For instance, one day last month I started the morning at a 7am breakfast meeting in the boardroom of a large corporate organisation in Sydney’s CBD. After a healthy dose of coffee, I delivered a presentation that gave the big picture of Australia’s skilled migration program. In the afternoon, I met with the operations manager of a large corporate farming outfit to provide information on visas that the company could consider to alleviate current labour shortages. I recently spent a number of days assisting farmers at Agquip—Australia’s largest agricultural show held annually in Gunnedah, NSW.

What are the most common enquiries you deal with? Are they easy to resolve?

Outreach officers need to know a lot about the skilled migration program because we advise a large range of employers with different business backgrounds and needs. Some of the most common enquiries that we deal with relate to what visa is the best option for a particular situation, how to sponsor skilled workers under the 457 and permanent employer sponsored visa programs and what obligations employers need to abide by when they employ people from overseas.

As the outreach officer to Restaurant and Catering Australia, I receive a lot of enquiries from employers who want to sponsor chefs because skills honed overseas are often closely linked to the ‘authenticity’ of a particular cuisine.
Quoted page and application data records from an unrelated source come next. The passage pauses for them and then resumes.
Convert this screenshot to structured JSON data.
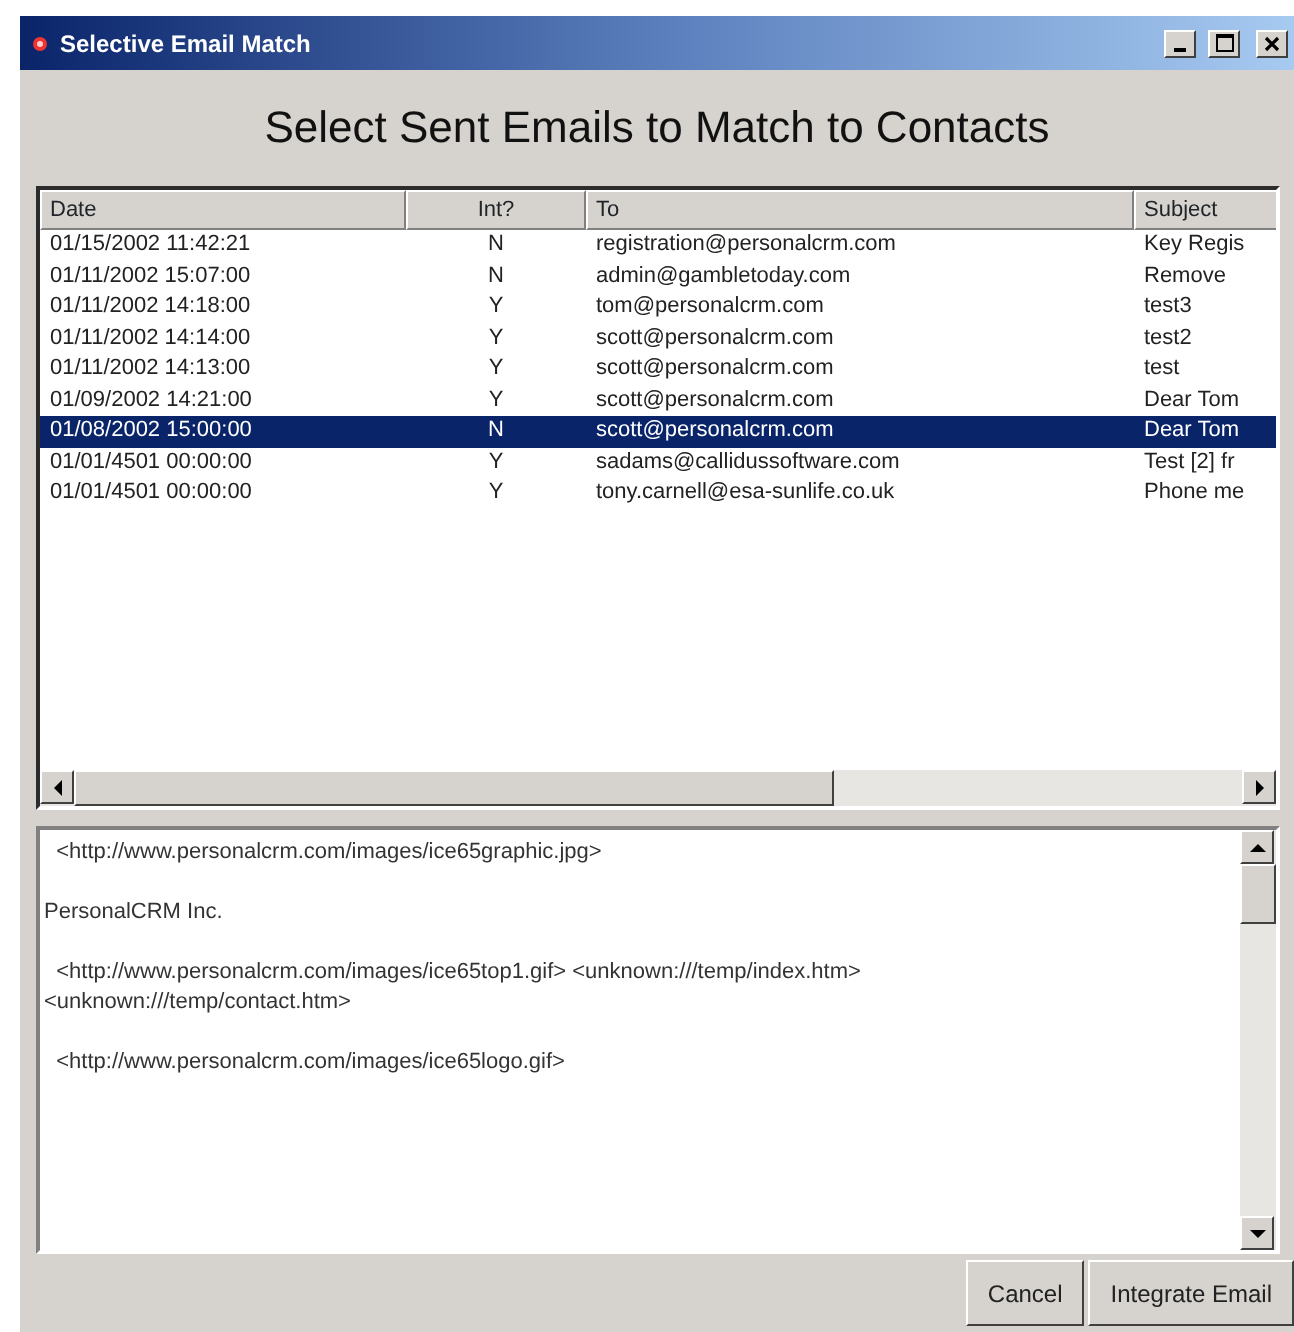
{
  "window": {
    "title": "Selective Email Match"
  },
  "heading": "Select Sent Emails to Match to Contacts",
  "table": {
    "columns": [
      "Date",
      "Int?",
      "To",
      "Subject"
    ],
    "rows": [
      {
        "cells": [
          "01/15/2002 11:42:21",
          "N",
          "registration@personalcrm.com",
          "Key Regis"
        ],
        "selected": false
      },
      {
        "cells": [
          "01/11/2002 15:07:00",
          "N",
          "admin@gambletoday.com",
          "Remove"
        ],
        "selected": false
      },
      {
        "cells": [
          "01/11/2002 14:18:00",
          "Y",
          "tom@personalcrm.com",
          "test3"
        ],
        "selected": false
      },
      {
        "cells": [
          "01/11/2002 14:14:00",
          "Y",
          "scott@personalcrm.com",
          "test2"
        ],
        "selected": false
      },
      {
        "cells": [
          "01/11/2002 14:13:00",
          "Y",
          "scott@personalcrm.com",
          "test"
        ],
        "selected": false
      },
      {
        "cells": [
          "01/09/2002 14:21:00",
          "Y",
          "scott@personalcrm.com",
          "Dear Tom"
        ],
        "selected": false
      },
      {
        "cells": [
          "01/08/2002 15:00:00",
          "N",
          "scott@personalcrm.com",
          "Dear Tom"
        ],
        "selected": true
      },
      {
        "cells": [
          "01/01/4501 00:00:00",
          "Y",
          "sadams@callidussoftware.com",
          "Test [2] fr"
        ],
        "selected": false
      },
      {
        "cells": [
          "01/01/4501 00:00:00",
          "Y",
          "tony.carnell@esa-sunlife.co.uk",
          "Phone me"
        ],
        "selected": false
      }
    ]
  },
  "message_body": [
    [
      "  <http://www.personalcrm.com/images/ice65graphic.jpg>"
    ],
    [
      "PersonalCRM Inc."
    ],
    [
      "  <http://www.personalcrm.com/images/ice65top1.gif> <unknown:///temp/index.htm>",
      "<unknown:///temp/contact.htm>"
    ],
    [
      "  <http://www.personalcrm.com/images/ice65logo.gif>"
    ]
  ],
  "buttons": [
    "Cancel",
    "Integrate Email"
  ]
}
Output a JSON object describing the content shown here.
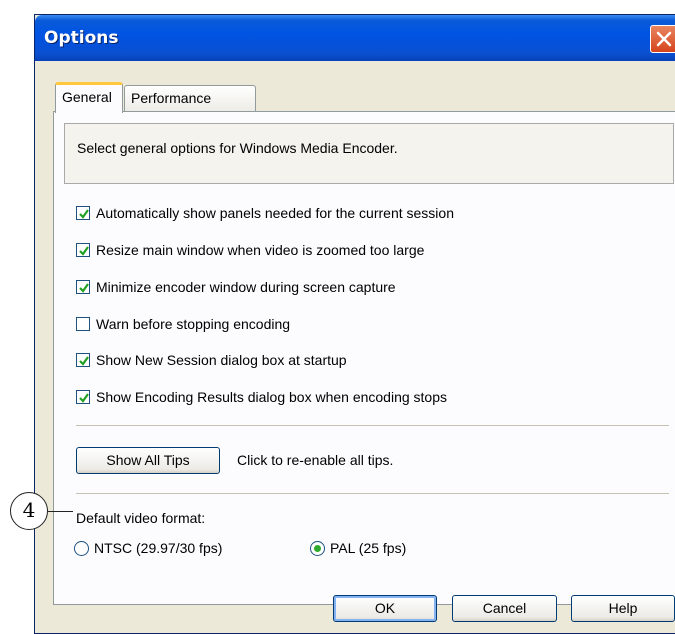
{
  "window": {
    "title": "Options",
    "close_icon": "close-icon"
  },
  "tabs": [
    {
      "label": "General",
      "selected": true
    },
    {
      "label": "Performance",
      "selected": false
    }
  ],
  "description": "Select general options for Windows Media Encoder.",
  "options": [
    {
      "label": "Automatically show panels needed for the current session",
      "checked": true
    },
    {
      "label": "Resize main window when video is zoomed too large",
      "checked": true
    },
    {
      "label": "Minimize encoder window during screen capture",
      "checked": true
    },
    {
      "label": "Warn before stopping encoding",
      "checked": false
    },
    {
      "label": "Show New Session dialog box at startup",
      "checked": true
    },
    {
      "label": "Show Encoding Results dialog box when encoding stops",
      "checked": true
    }
  ],
  "tips": {
    "button_label": "Show All Tips",
    "hint": "Click to re-enable all tips."
  },
  "video_format": {
    "label": "Default video format:",
    "options": [
      {
        "label": "NTSC (29.97/30 fps)",
        "selected": false
      },
      {
        "label": "PAL (25 fps)",
        "selected": true
      }
    ]
  },
  "buttons": {
    "ok": "OK",
    "cancel": "Cancel",
    "help": "Help"
  },
  "callout": {
    "number": "4"
  },
  "colors": {
    "titlebar": "#0054e3",
    "dialog_bg": "#ece9d8",
    "check": "#21a121",
    "close": "#d5441d"
  }
}
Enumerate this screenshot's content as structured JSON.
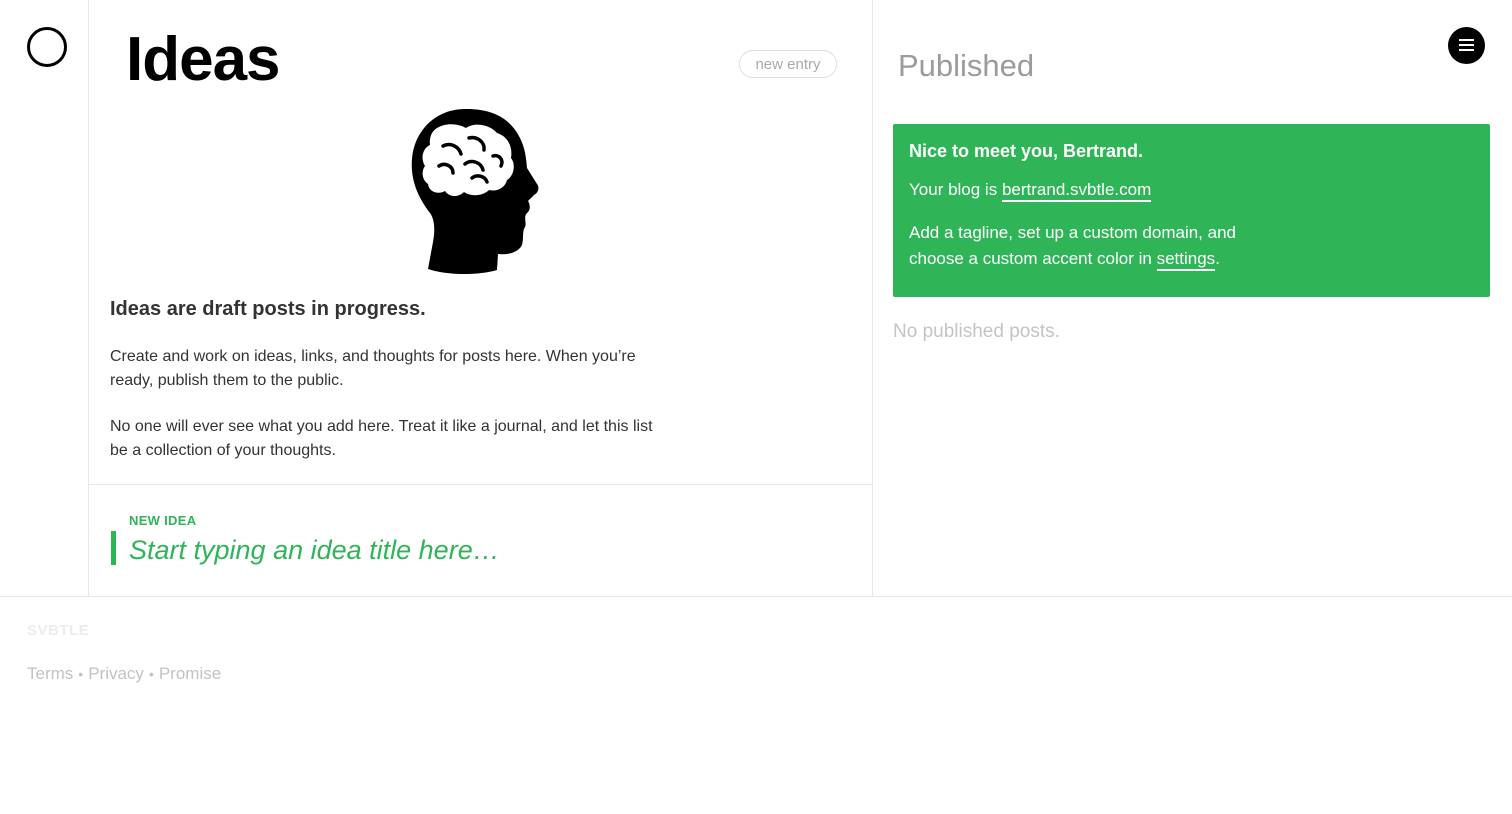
{
  "ideas": {
    "title": "Ideas",
    "new_entry_label": "new entry",
    "intro_heading": "Ideas are draft posts in progress.",
    "paragraph_1": "Create and work on ideas, links, and thoughts for posts here. When you’re ready, publish them to the public.",
    "paragraph_2": "No one will ever see what you add here. Treat it like a journal, and let this list be a collection of your thoughts.",
    "new_idea_label": "NEW IDEA",
    "idea_placeholder": "Start typing an idea title here…",
    "idea_value": ""
  },
  "published": {
    "title": "Published",
    "welcome": {
      "greeting": "Nice to meet you, Bertrand.",
      "blog_prefix": "Your blog is",
      "blog_url": "bertrand.svbtle.com",
      "text_prefix": "Add a tagline, set up a custom domain, and choose a custom accent color in",
      "settings_link": "settings",
      "text_suffix": "."
    },
    "empty_message": "No published posts."
  },
  "footer": {
    "brand": "SVBTLE",
    "links": [
      "Terms",
      "Privacy",
      "Promise"
    ],
    "separator": "•"
  },
  "icons": {
    "logo": "circle-logo-icon",
    "illustration": "brain-head-icon",
    "menu": "hamburger-menu-icon"
  },
  "colors": {
    "accent": "#2fb558",
    "muted": "#9b9b9b",
    "text": "#333333"
  }
}
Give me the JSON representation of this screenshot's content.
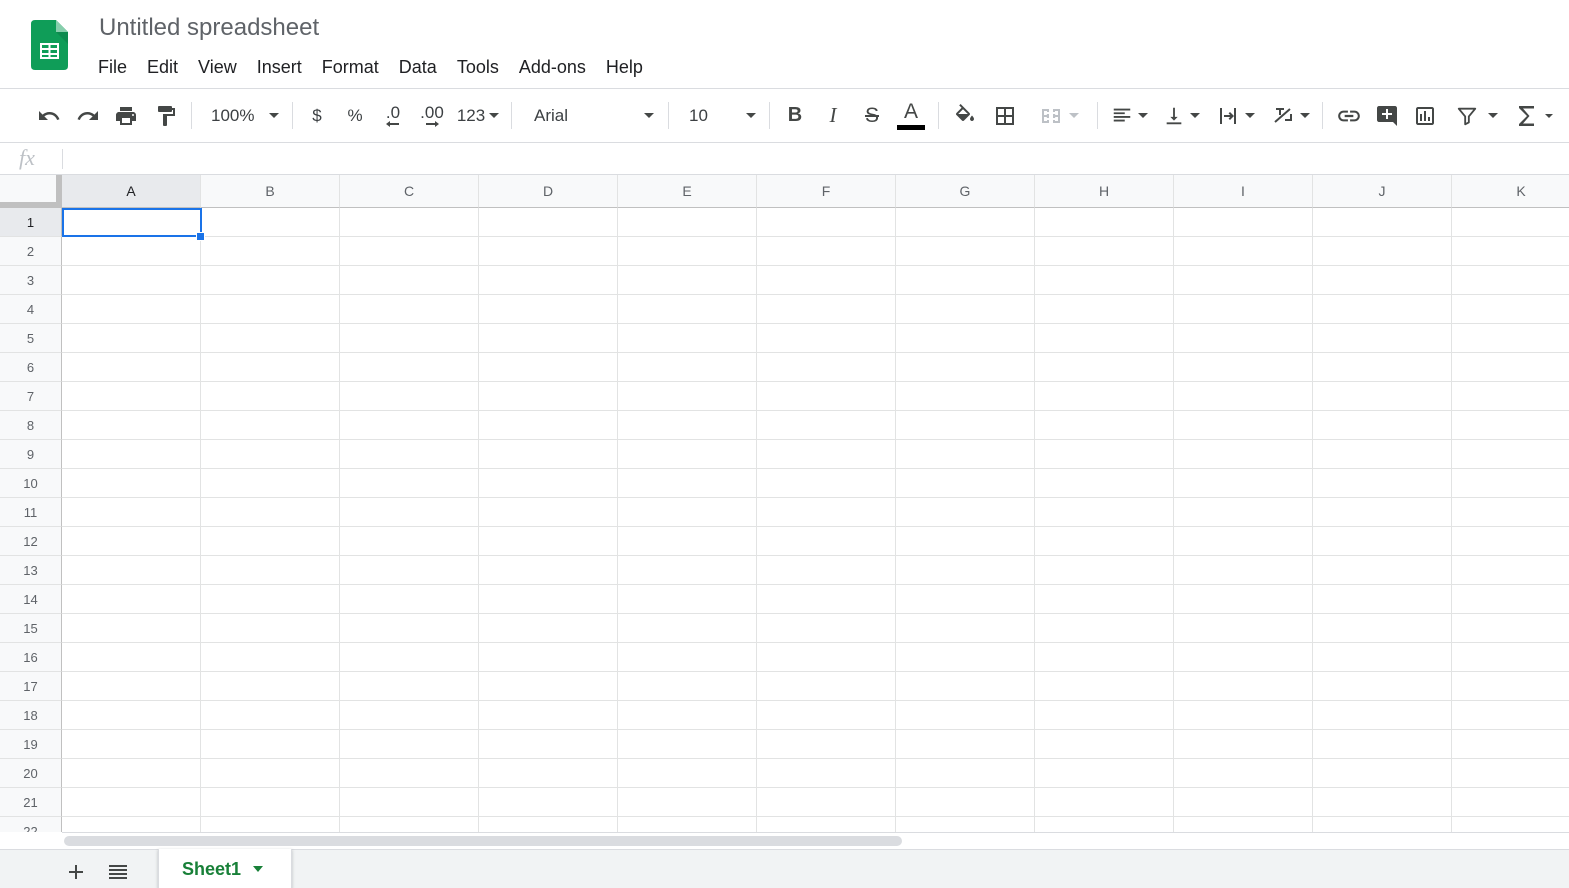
{
  "app": {
    "title": "Untitled spreadsheet",
    "logo_icon": "google-sheets-logo",
    "brand_color": "#0f9d58"
  },
  "menu": [
    "File",
    "Edit",
    "View",
    "Insert",
    "Format",
    "Data",
    "Tools",
    "Add-ons",
    "Help"
  ],
  "toolbar": {
    "zoom": "100%",
    "currency_symbol": "$",
    "percent_symbol": "%",
    "decrease_decimal_label": ".0",
    "increase_decimal_label": ".00",
    "more_formats_label": "123",
    "font": "Arial",
    "font_size": "10",
    "bold_label": "B",
    "italic_label": "I",
    "strikethrough_label": "S",
    "text_color_label": "A",
    "text_color": "#000000",
    "icons": [
      "undo-icon",
      "redo-icon",
      "print-icon",
      "paint-format-icon",
      "fill-color-icon",
      "borders-icon",
      "merge-cells-icon",
      "horizontal-align-icon",
      "vertical-align-icon",
      "text-wrapping-icon",
      "text-rotation-icon",
      "insert-link-icon",
      "insert-comment-icon",
      "insert-chart-icon",
      "filter-icon",
      "functions-icon"
    ]
  },
  "formula_bar": {
    "fx_label": "fx",
    "value": ""
  },
  "grid": {
    "columns": [
      "A",
      "B",
      "C",
      "D",
      "E",
      "F",
      "G",
      "H",
      "I",
      "J",
      "K"
    ],
    "rows": [
      "1",
      "2",
      "3",
      "4",
      "5",
      "6",
      "7",
      "8",
      "9",
      "10",
      "11",
      "12",
      "13",
      "14",
      "15",
      "16",
      "17",
      "18",
      "19",
      "20",
      "21",
      "22"
    ],
    "selected_cell": "A1",
    "selection_color": "#1a73e8"
  },
  "sheets": {
    "tabs": [
      "Sheet1"
    ],
    "active": "Sheet1",
    "active_color": "#188038"
  }
}
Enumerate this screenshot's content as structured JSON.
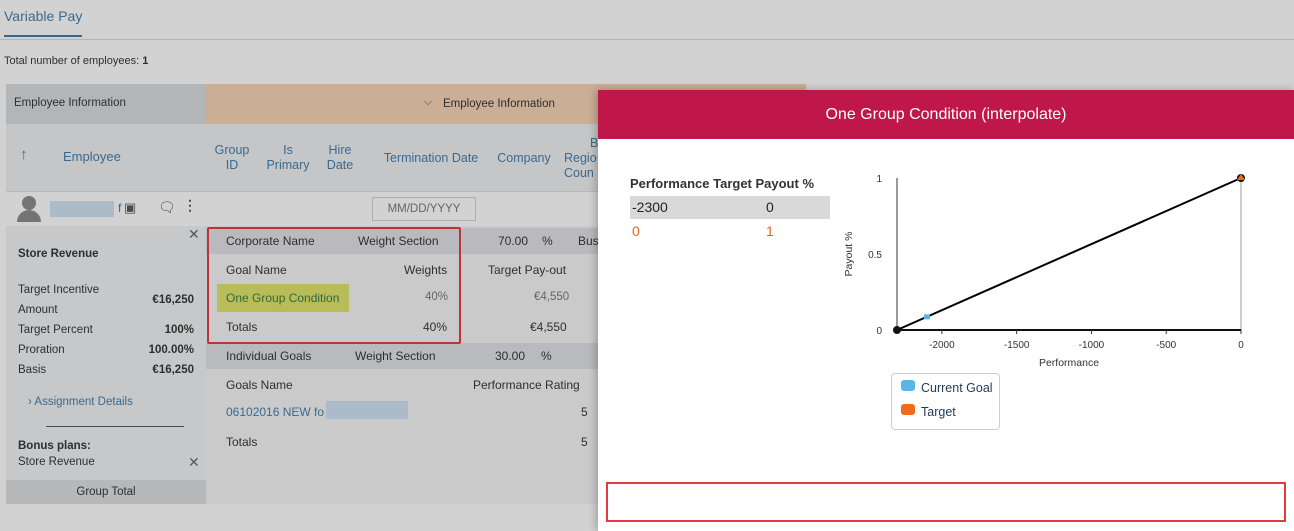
{
  "tab": {
    "label": "Variable Pay"
  },
  "summary": {
    "label": "Total number of employees:",
    "count": "1"
  },
  "left_panel": {
    "header": "Employee Information",
    "employee_col": "Employee",
    "employee_name_tail": "f",
    "plan_title": "Store Revenue",
    "fields": [
      {
        "label": "Target Incentive",
        "label2": "Amount",
        "value": "€16,250"
      },
      {
        "label": "Target Percent",
        "value": "100%"
      },
      {
        "label": "Proration",
        "value": "100.00%"
      },
      {
        "label": "Basis",
        "value": "€16,250"
      }
    ],
    "assignment_link": "Assignment Details",
    "bonus_plans_label": "Bonus plans:",
    "bonus_plan_item": "Store Revenue",
    "group_total": "Group Total"
  },
  "right_header": {
    "label": "Employee Information"
  },
  "columns": [
    {
      "l1": "Group",
      "l2": "ID"
    },
    {
      "l1": "Is",
      "l2": "Primary"
    },
    {
      "l1": "Hire",
      "l2": "Date"
    },
    {
      "l1": "Termination Date",
      "l2": ""
    },
    {
      "l1": "Company",
      "l2": ""
    },
    {
      "l1": "B",
      "l2": "Regio",
      "l3": "Coun"
    }
  ],
  "date_placeholder": "MM/DD/YYYY",
  "grid": {
    "corporate": {
      "name": "Corporate Name",
      "weight_label": "Weight Section",
      "weight": "70.00",
      "unit": "%",
      "extra": "Bus"
    },
    "goal_header": {
      "name": "Goal Name",
      "weights": "Weights",
      "payout": "Target Pay-out"
    },
    "goal_row": {
      "name": "One Group Condition",
      "weight": "40%",
      "payout": "€4,550"
    },
    "totals_1": {
      "label": "Totals",
      "weight": "40%",
      "payout": "€4,550"
    },
    "individual": {
      "name": "Individual Goals",
      "weight_label": "Weight Section",
      "weight": "30.00",
      "unit": "%"
    },
    "goals_header": {
      "name": "Goals Name",
      "rating": "Performance Rating"
    },
    "goal2_row": {
      "name": "06102016 NEW fo",
      "rating": "5"
    },
    "totals_2": {
      "label": "Totals",
      "rating": "5"
    }
  },
  "dialog": {
    "title": "One Group Condition (interpolate)",
    "table": {
      "col1": "Performance",
      "col2": "Target Payout %",
      "rows": [
        {
          "performance": "-2300",
          "payout": "0"
        },
        {
          "performance": "0",
          "payout": "1"
        }
      ]
    },
    "legend": [
      {
        "label": "Current Goal",
        "color": "#5ab4e5"
      },
      {
        "label": "Target",
        "color": "#f26b1d"
      }
    ]
  },
  "chart_data": {
    "type": "line",
    "xlabel": "Performance",
    "ylabel": "Payout %",
    "x_ticks": [
      "-2000",
      "-1500",
      "-1000",
      "-500",
      "0"
    ],
    "y_ticks": [
      "0",
      "0.5",
      "1"
    ],
    "xlim": [
      -2300,
      0
    ],
    "ylim": [
      0,
      1
    ],
    "series": [
      {
        "name": "Target",
        "x": [
          -2300,
          0
        ],
        "y": [
          0,
          1
        ],
        "color": "#000000"
      },
      {
        "name": "Current Goal",
        "x": [
          -2100
        ],
        "y": [
          0.09
        ],
        "color": "#5ab4e5"
      }
    ],
    "target_marker": {
      "x": 0,
      "y": 1,
      "color": "#f26b1d"
    }
  }
}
Employers often seek to sponsor a chef with international experience to ‘upskill’ their Australian employees through skill-sharing.

As with most aspects of immigration, some enquiries are easier to resolve than others. For instance, a colleague of mine searched to find a visa solution for a number of academics who specialise in lobster development and needed to come to Australia to help an Australian employer on an important research project. There wasn’t a visa with an exact or obvious fit and so my colleague had to do some consulting and creative thinking to find an appropriate solution—which she did.

What are the best information sources for employer sponsored migration programs?

The Department of Immigration and Citizenship’s website is a fantastic source of information for our visa programs. We always say to people that they first point of reference should be our visa comparison charts. The charts help people find the best options for them. They can then research each visa in detail at the website.

We always recommend that anyone considering using a visa program read as much as they can so they are aware of how the system works. As with buying a house or car, proper research will always make for a smoother ride.

Sometimes employers must get answers they don't particularly like. Is this difficult to deal with?

The majority of employers are time-poor and would prefer a straight answer even when this answer does not provide the outcome they would like to hear. Most employers understand and support whatever response we give them as long as we show them that we understand their situation and take the time to explain the reason for the information we give. We always identify alternatives where we can.

What do you see as one of the best things about the outreach program?

Outreach officers can often identify early on when an employer is not going to be successful in an application. By providing information, we can prevent employers from spending time and money pursuing an avenue that isn’t going to work for them. This really does help build public recognition and trust in the government’s skilled migration program.

Additionally, because we work so closely with our industries, outreach officers develop specialised knowledge and understanding of the business environment of employers in our industries. We can pick up on the unique challenges that specific sectors face with labour supply and help identify appropriate solutions. Our holistic focus means that we help our industry organisations understand that visas are only part of providing long-term solutions for labour needs.

By feeding our industry insight and expertise back to our policy and processing colleagues we help the department maintain flexibility and responsiveness to the wide-ranging and developing needs of employers in Australia.

More information on the department’s outreach program can be found here.